November 23, 2012 Larry Hagman, star of “Dallas” and “I Dream of Jeannie,” dies
On this day in 2012, Larry Hagman, who starred in such television shows as “Dallas” and “I Dream of Jeannie,” dies at age 81 of complications from cancer at a hospital in Dallas. Hagman was best known for his role as the villainous Texas oil baron J.R. Ewing on “Dallas,” which aired from 1978 to 1991 and was revived in 2012.
Hagman was born on September 21, 1931, in Fort Worth, Texas, to actress Mary Martin, who would become known for her roles in Broadway musicals including “Peter Pan,” “South Pacific” and “The Sound of Music,” and Benjamin Hagman, a lawyer. After graduating from high school in Weatherford, Texas, the younger Hagman briefly attended Bard College before dropping out to pursue acting. During the Korean War, he served in the U.S. Air Force, producing and directing shows for American troops. Following his military service, Hagman worked as a New York stage actor in the late 1950s and early 1960s. He also appeared on various TV series, including a two-year stint on the daytime soap opera “The Edge of Night.” Hagman made his movie debut in 1964’s “Ensign Pulver,” whose cast also included Jack Nicholson.
Hagman’s breakout role was on the hit sitcom “I Dream of Jeannie,” which aired from 1965 to 1970. He played astronaut Tony Nelson, who becomes “master” to a genie (played by Barbara Eden) whom he releases from a bottle he finds on a desert island. Following “I Dream of Jeannie,” Hagman appeared in several short-lived TV shows before the 1978 debut of “Dallas,” the prime-time soap opera about a wealthy, feuding Texas family, the Ewings. J.R. Ewing was originally intended to be a supporting character, but as portrayed by Hagman, the gleefully conniving, cowboy-hatted oil tycoon became the star of the show and someone audiences loved to hate.
In the cliffhanger finale of the show’s second full season, broadcast on March 21, 1980, J.R. was gunned down by an unknown assailant, and the question of who shot him soon became a pop culture phenomenon. Hagman landed on multiple magazine covers, there were “I Shot J.R.” T-shirts and bookmakers even took bets on the identity of the person who pulled the trigger. The answer, finally revealed eight months later in an episode that aired November 21, 1980, turned out to be J.R.’s scorned ex-mistress, Kristin Shepard (played by Mary Crosby). The episode was seen by an estimated 350 million viewers around the globe, and remains the second-highest-rated television program in U.S. history, after the final episode of “M*A*S*H” in 1983. J.R. survived the shooting, and Hagman went on to appear in all 357 episodes of the original “Dallas.”

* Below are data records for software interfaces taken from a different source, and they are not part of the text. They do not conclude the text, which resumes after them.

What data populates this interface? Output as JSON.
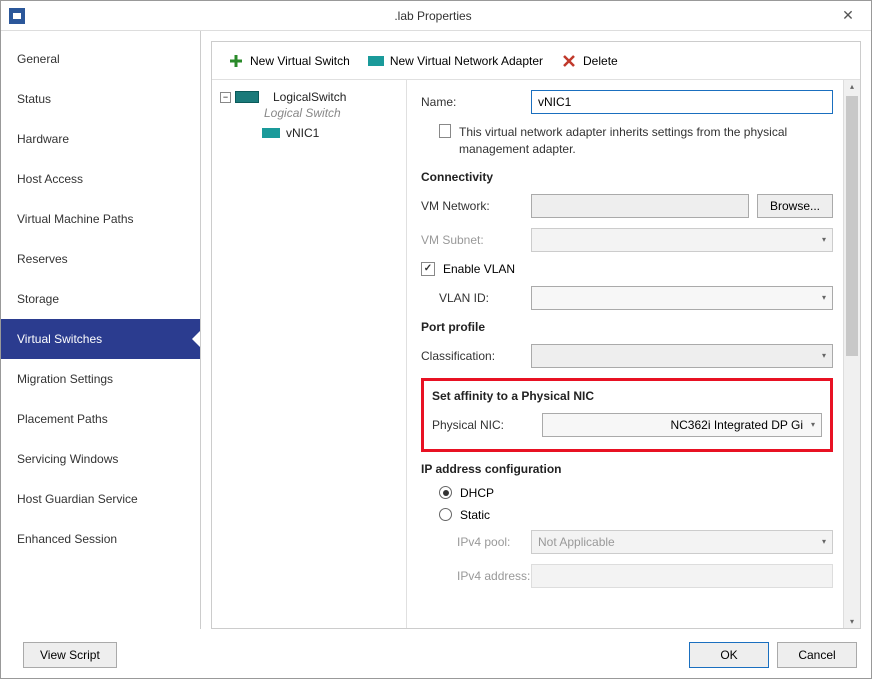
{
  "window": {
    "title": ".lab Properties"
  },
  "sidebar": {
    "items": [
      {
        "label": "General"
      },
      {
        "label": "Status"
      },
      {
        "label": "Hardware"
      },
      {
        "label": "Host Access"
      },
      {
        "label": "Virtual Machine Paths"
      },
      {
        "label": "Reserves"
      },
      {
        "label": "Storage"
      },
      {
        "label": "Virtual Switches"
      },
      {
        "label": "Migration Settings"
      },
      {
        "label": "Placement Paths"
      },
      {
        "label": "Servicing Windows"
      },
      {
        "label": "Host Guardian Service"
      },
      {
        "label": "Enhanced Session"
      }
    ],
    "selected_index": 7
  },
  "toolbar": {
    "new_switch": "New Virtual Switch",
    "new_adapter": "New Virtual Network Adapter",
    "delete": "Delete"
  },
  "tree": {
    "switch_label": "LogicalSwitch",
    "switch_sub": "Logical Switch",
    "nic_label": "vNIC1"
  },
  "form": {
    "name_label": "Name:",
    "name_value": "vNIC1",
    "inherit_text": "This virtual network adapter inherits settings from the physical management adapter.",
    "connectivity": "Connectivity",
    "vm_network_label": "VM Network:",
    "vm_network_value": "",
    "browse": "Browse...",
    "vm_subnet_label": "VM Subnet:",
    "enable_vlan": "Enable VLAN",
    "vlan_id_label": "VLAN ID:",
    "port_profile": "Port profile",
    "classification_label": "Classification:",
    "affinity": "Set affinity to a Physical NIC",
    "physical_nic_label": "Physical NIC:",
    "physical_nic_value": "NC362i Integrated DP Gi",
    "ip_config": "IP address configuration",
    "dhcp": "DHCP",
    "static": "Static",
    "ipv4_pool_label": "IPv4 pool:",
    "ipv4_pool_value": "Not Applicable",
    "ipv4_addr_label": "IPv4 address:"
  },
  "footer": {
    "view_script": "View Script",
    "ok": "OK",
    "cancel": "Cancel"
  }
}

After “Dallas” ended in 1991, Hagman had roles in movies including “Nixon” (1995) and “Primary Colors” (1998) and made appearances on “Nip/Tuck,” “Desperate Housewives” and other television shows. In October 2011 the actor, who developed cirrhosis after years of heavy drinking and had a liver transplant in 1995, announced he had cancer but still would reprise his role as J.R. Ewing on the revival of “Dallas.” The rebooted “Dallas” premiered in June 2012, and Hagman died on November 23 of that same year. His death later was worked into the show, and in an episode that aired on March 4, 2013, the iconic J.R. was shot and killed by a then-unknown assailant.